Leave the pictures out and repeat the rest of the data below exactly.

==*==

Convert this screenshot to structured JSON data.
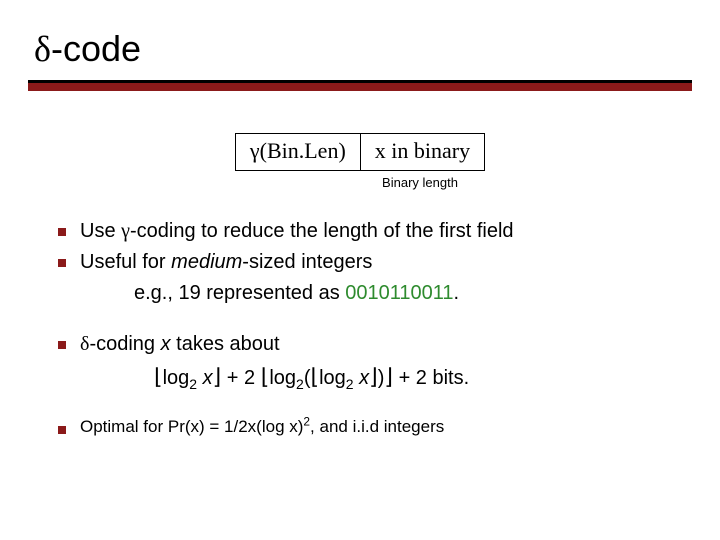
{
  "title": {
    "delta": "δ",
    "rest": "-code"
  },
  "table": {
    "cell1_prefix": "γ",
    "cell1_rest": "(Bin.Len)",
    "cell2": "x in binary"
  },
  "caption": "Binary length",
  "bullets": {
    "b1_pre": "Use ",
    "b1_sym": "γ",
    "b1_post": "-coding to reduce the length of the first field",
    "b2_pre": "Useful for ",
    "b2_it": "medium",
    "b2_post": "-sized integers",
    "b2_sub_pre": "e.g., 19 represented as ",
    "b2_sub_code": "0010110011",
    "b2_sub_post": ".",
    "b3_sym": "δ",
    "b3_post1": "-coding  ",
    "b3_x": "x",
    "b3_post2": " takes about",
    "formula": "⌊log₂ x⌋ + 2 ⌊log₂(⌊log₂ x⌋)⌋ + 2 bits.",
    "b4_pre": "Optimal for Pr(x) = 1/2x(log x)",
    "b4_sup": "2",
    "b4_post": ", and i.i.d integers"
  }
}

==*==

▸ ANSWER SECTION:
Convert this screenshot to structured JSON data.
{
  "title": {
    "delta": "δ",
    "rest": "-code"
  },
  "table": {
    "cell1_prefix": "γ",
    "cell1_rest": "(Bin.Len)",
    "cell2": "x in binary"
  },
  "caption": "Binary length",
  "bullets": {
    "b1_pre": "Use ",
    "b1_sym": "γ",
    "b1_post": "-coding to reduce the length of the first field",
    "b2_pre": "Useful for ",
    "b2_it": "medium",
    "b2_post": "-sized integers",
    "b2_sub_pre": "e.g., 19 represented as ",
    "b2_sub_code": "0010110011",
    "b2_sub_post": ".",
    "b3_sym": "δ",
    "b3_post1": "-coding  ",
    "b3_x": "x",
    "b3_post2": " takes about",
    "formula": "⌊log₂ x⌋ + 2 ⌊log₂(⌊log₂ x⌋)⌋ + 2 bits.",
    "b4_pre": "Optimal for Pr(x) = 1/2x(log x)",
    "b4_sup": "2",
    "b4_post": ", and i.i.d integers"
  }
}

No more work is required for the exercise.